== TASK DETAILS ==
Line by line, output the material without altering anything.

+++

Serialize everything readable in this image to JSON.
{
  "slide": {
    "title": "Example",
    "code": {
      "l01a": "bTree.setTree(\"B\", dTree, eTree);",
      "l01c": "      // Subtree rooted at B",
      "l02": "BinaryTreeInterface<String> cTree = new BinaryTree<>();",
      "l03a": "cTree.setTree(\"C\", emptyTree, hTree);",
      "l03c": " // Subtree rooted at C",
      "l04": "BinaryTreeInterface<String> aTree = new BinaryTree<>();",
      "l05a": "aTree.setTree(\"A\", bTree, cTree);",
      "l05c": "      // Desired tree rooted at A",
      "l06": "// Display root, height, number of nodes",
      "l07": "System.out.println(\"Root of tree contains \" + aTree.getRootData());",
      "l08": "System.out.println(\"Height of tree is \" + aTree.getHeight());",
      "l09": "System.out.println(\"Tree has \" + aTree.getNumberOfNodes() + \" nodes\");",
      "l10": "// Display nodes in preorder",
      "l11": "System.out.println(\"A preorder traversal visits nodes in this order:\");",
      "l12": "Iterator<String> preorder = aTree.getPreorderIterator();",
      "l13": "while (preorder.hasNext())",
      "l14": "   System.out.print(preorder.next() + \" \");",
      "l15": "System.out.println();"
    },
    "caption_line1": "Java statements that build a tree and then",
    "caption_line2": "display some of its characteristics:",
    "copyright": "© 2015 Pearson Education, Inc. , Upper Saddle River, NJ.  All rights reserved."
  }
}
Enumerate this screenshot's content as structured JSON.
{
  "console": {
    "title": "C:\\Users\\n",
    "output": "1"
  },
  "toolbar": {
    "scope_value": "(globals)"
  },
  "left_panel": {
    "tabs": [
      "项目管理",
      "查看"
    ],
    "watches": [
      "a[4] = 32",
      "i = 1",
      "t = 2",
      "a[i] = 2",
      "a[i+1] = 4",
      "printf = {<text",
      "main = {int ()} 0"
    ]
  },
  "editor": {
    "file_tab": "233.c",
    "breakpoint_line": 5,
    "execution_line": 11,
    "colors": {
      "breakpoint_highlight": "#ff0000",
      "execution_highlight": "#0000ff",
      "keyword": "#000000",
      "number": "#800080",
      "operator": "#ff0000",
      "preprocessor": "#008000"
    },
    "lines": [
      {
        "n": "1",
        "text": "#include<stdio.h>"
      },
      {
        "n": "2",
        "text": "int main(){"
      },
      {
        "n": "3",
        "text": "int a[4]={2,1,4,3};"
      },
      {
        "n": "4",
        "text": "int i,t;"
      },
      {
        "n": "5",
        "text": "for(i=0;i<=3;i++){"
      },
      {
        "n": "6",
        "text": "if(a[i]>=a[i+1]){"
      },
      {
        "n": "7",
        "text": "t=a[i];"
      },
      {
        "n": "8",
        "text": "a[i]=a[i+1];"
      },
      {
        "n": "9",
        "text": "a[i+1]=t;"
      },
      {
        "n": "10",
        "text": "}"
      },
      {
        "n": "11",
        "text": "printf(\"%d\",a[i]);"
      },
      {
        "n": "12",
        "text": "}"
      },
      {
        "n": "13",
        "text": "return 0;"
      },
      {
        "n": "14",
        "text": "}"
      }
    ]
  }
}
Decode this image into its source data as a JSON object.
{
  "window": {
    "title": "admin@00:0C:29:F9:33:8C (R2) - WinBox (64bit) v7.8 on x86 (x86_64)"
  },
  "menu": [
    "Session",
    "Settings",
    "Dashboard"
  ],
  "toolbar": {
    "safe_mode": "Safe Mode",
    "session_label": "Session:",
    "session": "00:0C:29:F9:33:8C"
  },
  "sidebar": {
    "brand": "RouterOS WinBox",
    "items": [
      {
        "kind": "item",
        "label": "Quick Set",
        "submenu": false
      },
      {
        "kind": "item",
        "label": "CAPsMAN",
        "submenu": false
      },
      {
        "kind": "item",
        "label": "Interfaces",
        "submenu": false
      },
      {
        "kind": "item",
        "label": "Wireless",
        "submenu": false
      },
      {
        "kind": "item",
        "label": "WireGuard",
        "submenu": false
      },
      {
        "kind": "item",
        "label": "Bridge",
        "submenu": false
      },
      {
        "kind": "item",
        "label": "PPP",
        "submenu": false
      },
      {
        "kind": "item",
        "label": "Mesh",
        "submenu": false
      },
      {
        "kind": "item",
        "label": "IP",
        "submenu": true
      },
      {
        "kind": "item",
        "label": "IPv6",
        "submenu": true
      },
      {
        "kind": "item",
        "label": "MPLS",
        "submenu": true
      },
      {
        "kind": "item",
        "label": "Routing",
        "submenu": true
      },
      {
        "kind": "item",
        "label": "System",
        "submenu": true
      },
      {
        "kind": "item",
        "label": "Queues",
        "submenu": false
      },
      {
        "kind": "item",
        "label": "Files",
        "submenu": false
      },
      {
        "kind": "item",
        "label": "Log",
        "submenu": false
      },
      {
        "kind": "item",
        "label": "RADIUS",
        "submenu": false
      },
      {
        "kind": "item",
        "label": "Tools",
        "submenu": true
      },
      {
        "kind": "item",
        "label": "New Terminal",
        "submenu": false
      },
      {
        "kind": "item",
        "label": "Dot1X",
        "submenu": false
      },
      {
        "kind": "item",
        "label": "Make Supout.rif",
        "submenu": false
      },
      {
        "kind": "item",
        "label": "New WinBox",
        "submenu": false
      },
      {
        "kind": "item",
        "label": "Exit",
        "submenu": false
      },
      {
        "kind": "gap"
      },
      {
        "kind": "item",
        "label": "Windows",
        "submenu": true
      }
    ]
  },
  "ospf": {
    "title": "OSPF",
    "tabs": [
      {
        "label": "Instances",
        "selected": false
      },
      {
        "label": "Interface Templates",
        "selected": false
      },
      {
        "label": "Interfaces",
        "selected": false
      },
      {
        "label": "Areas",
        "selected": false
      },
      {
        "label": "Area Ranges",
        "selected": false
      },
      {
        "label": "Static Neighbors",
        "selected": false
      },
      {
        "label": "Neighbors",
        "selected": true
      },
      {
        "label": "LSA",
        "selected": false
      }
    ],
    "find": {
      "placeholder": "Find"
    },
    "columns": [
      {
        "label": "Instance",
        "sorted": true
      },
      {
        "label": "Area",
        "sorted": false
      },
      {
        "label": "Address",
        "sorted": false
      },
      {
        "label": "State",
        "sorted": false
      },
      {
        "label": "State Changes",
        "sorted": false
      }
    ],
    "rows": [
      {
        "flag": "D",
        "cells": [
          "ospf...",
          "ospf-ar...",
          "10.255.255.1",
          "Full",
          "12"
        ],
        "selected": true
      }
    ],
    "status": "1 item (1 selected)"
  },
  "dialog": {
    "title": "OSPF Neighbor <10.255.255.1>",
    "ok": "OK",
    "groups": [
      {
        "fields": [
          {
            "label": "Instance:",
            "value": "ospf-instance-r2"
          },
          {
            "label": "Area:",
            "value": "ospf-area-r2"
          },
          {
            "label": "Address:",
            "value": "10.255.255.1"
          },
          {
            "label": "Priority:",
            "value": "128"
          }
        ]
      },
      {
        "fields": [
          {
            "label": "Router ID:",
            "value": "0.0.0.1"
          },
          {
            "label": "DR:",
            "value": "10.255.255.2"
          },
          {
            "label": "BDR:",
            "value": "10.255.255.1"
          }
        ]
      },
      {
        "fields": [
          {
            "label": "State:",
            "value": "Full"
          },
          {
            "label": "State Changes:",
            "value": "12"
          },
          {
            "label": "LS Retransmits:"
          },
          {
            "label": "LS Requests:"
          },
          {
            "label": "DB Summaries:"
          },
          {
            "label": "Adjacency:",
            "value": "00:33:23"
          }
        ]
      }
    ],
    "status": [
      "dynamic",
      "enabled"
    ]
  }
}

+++

== COMPLETED TASK ==
Serialize everything readable in this image to JSON.
{
  "slide": {
    "title": "Example",
    "code": {
      "l01a": "bTree.setTree(\"B\", dTree, eTree);",
      "l01c": "      // Subtree rooted at B",
      "l02": "BinaryTreeInterface<String> cTree = new BinaryTree<>();",
      "l03a": "cTree.setTree(\"C\", emptyTree, hTree);",
      "l03c": " // Subtree rooted at C",
      "l04": "BinaryTreeInterface<String> aTree = new BinaryTree<>();",
      "l05a": "aTree.setTree(\"A\", bTree, cTree);",
      "l05c": "      // Desired tree rooted at A",
      "l06": "// Display root, height, number of nodes",
      "l07": "System.out.println(\"Root of tree contains \" + aTree.getRootData());",
      "l08": "System.out.println(\"Height of tree is \" + aTree.getHeight());",
      "l09": "System.out.println(\"Tree has \" + aTree.getNumberOfNodes() + \" nodes\");",
      "l10": "// Display nodes in preorder",
      "l11": "System.out.println(\"A preorder traversal visits nodes in this order:\");",
      "l12": "Iterator<String> preorder = aTree.getPreorderIterator();",
      "l13": "while (preorder.hasNext())",
      "l14": "   System.out.print(preorder.next() + \" \");",
      "l15": "System.out.println();"
    },
    "caption_line1": "Java statements that build a tree and then",
    "caption_line2": "display some of its characteristics:",
    "copyright": "© 2015 Pearson Education, Inc. , Upper Saddle River, NJ.  All rights reserved."
  }
}
Enumerate this screenshot's content as structured JSON.
{
  "console": {
    "title": "C:\\Users\\n",
    "output": "1"
  },
  "toolbar": {
    "scope_value": "(globals)"
  },
  "left_panel": {
    "tabs": [
      "项目管理",
      "查看"
    ],
    "watches": [
      "a[4] = 32",
      "i = 1",
      "t = 2",
      "a[i] = 2",
      "a[i+1] = 4",
      "printf = {<text",
      "main = {int ()} 0"
    ]
  },
  "editor": {
    "file_tab": "233.c",
    "breakpoint_line": 5,
    "execution_line": 11,
    "colors": {
      "breakpoint_highlight": "#ff0000",
      "execution_highlight": "#0000ff",
      "keyword": "#000000",
      "number": "#800080",
      "operator": "#ff0000",
      "preprocessor": "#008000"
    },
    "lines": [
      {
        "n": "1",
        "text": "#include<stdio.h>"
      },
      {
        "n": "2",
        "text": "int main(){"
      },
      {
        "n": "3",
        "text": "int a[4]={2,1,4,3};"
      },
      {
        "n": "4",
        "text": "int i,t;"
      },
      {
        "n": "5",
        "text": "for(i=0;i<=3;i++){"
      },
      {
        "n": "6",
        "text": "if(a[i]>=a[i+1]){"
      },
      {
        "n": "7",
        "text": "t=a[i];"
      },
      {
        "n": "8",
        "text": "a[i]=a[i+1];"
      },
      {
        "n": "9",
        "text": "a[i+1]=t;"
      },
      {
        "n": "10",
        "text": "}"
      },
      {
        "n": "11",
        "text": "printf(\"%d\",a[i]);"
      },
      {
        "n": "12",
        "text": "}"
      },
      {
        "n": "13",
        "text": "return 0;"
      },
      {
        "n": "14",
        "text": "}"
      }
    ]
  }
}
Decode this image into its source data as a JSON object.
{
  "window": {
    "title": "admin@00:0C:29:F9:33:8C (R2) - WinBox (64bit) v7.8 on x86 (x86_64)"
  },
  "menu": [
    "Session",
    "Settings",
    "Dashboard"
  ],
  "toolbar": {
    "safe_mode": "Safe Mode",
    "session_label": "Session:",
    "session": "00:0C:29:F9:33:8C"
  },
  "sidebar": {
    "brand": "RouterOS WinBox",
    "items": [
      {
        "kind": "item",
        "label": "Quick Set",
        "submenu": false
      },
      {
        "kind": "item",
        "label": "CAPsMAN",
        "submenu": false
      },
      {
        "kind": "item",
        "label": "Interfaces",
        "submenu": false
      },
      {
        "kind": "item",
        "label": "Wireless",
        "submenu": false
      },
      {
        "kind": "item",
        "label": "WireGuard",
        "submenu": false
      },
      {
        "kind": "item",
        "label": "Bridge",
        "submenu": false
      },
      {
        "kind": "item",
        "label": "PPP",
        "submenu": false
      },
      {
        "kind": "item",
        "label": "Mesh",
        "submenu": false
      },
      {
        "kind": "item",
        "label": "IP",
        "submenu": true
      },
      {
        "kind": "item",
        "label": "IPv6",
        "submenu": true
      },
      {
        "kind": "item",
        "label": "MPLS",
        "submenu": true
      },
      {
        "kind": "item",
        "label": "Routing",
        "submenu": true
      },
      {
        "kind": "item",
        "label": "System",
        "submenu": true
      },
      {
        "kind": "item",
        "label": "Queues",
        "submenu": false
      },
      {
        "kind": "item",
        "label": "Files",
        "submenu": false
      },
      {
        "kind": "item",
        "label": "Log",
        "submenu": false
      },
      {
        "kind": "item",
        "label": "RADIUS",
        "submenu": false
      },
      {
        "kind": "item",
        "label": "Tools",
        "submenu": true
      },
      {
        "kind": "item",
        "label": "New Terminal",
        "submenu": false
      },
      {
        "kind": "item",
        "label": "Dot1X",
        "submenu": false
      },
      {
        "kind": "item",
        "label": "Make Supout.rif",
        "submenu": false
      },
      {
        "kind": "item",
        "label": "New WinBox",
        "submenu": false
      },
      {
        "kind": "item",
        "label": "Exit",
        "submenu": false
      },
      {
        "kind": "gap"
      },
      {
        "kind": "item",
        "label": "Windows",
        "submenu": true
      }
    ]
  },
  "ospf": {
    "title": "OSPF",
    "tabs": [
      {
        "label": "Instances",
        "selected": false
      },
      {
        "label": "Interface Templates",
        "selected": false
      },
      {
        "label": "Interfaces",
        "selected": false
      },
      {
        "label": "Areas",
        "selected": false
      },
      {
        "label": "Area Ranges",
        "selected": false
      },
      {
        "label": "Static Neighbors",
        "selected": false
      },
      {
        "label": "Neighbors",
        "selected": true
      },
      {
        "label": "LSA",
        "selected": false
      }
    ],
    "find": {
      "placeholder": "Find"
    },
    "columns": [
      {
        "label": "Instance",
        "sorted": true
      },
      {
        "label": "Area",
        "sorted": false
      },
      {
        "label": "Address",
        "sorted": false
      },
      {
        "label": "State",
        "sorted": false
      },
      {
        "label": "State Changes",
        "sorted": false
      }
    ],
    "rows": [
      {
        "flag": "D",
        "cells": [
          "ospf...",
          "ospf-ar...",
          "10.255.255.1",
          "Full",
          "12"
        ],
        "selected": true
      }
    ],
    "status": "1 item (1 selected)"
  },
  "dialog": {
    "title": "OSPF Neighbor <10.255.255.1>",
    "ok": "OK",
    "groups": [
      {
        "fields": [
          {
            "label": "Instance:",
            "value": "ospf-instance-r2"
          },
          {
            "label": "Area:",
            "value": "ospf-area-r2"
          },
          {
            "label": "Address:",
            "value": "10.255.255.1"
          },
          {
            "label": "Priority:",
            "value": "128"
          }
        ]
      },
      {
        "fields": [
          {
            "label": "Router ID:",
            "value": "0.0.0.1"
          },
          {
            "label": "DR:",
            "value": "10.255.255.2"
          },
          {
            "label": "BDR:",
            "value": "10.255.255.1"
          }
        ]
      },
      {
        "fields": [
          {
            "label": "State:",
            "value": "Full"
          },
          {
            "label": "State Changes:",
            "value": "12"
          },
          {
            "label": "LS Retransmits:"
          },
          {
            "label": "LS Requests:"
          },
          {
            "label": "DB Summaries:"
          },
          {
            "label": "Adjacency:",
            "value": "00:33:23"
          }
        ]
      }
    ],
    "status": [
      "dynamic",
      "enabled"
    ]
  }
}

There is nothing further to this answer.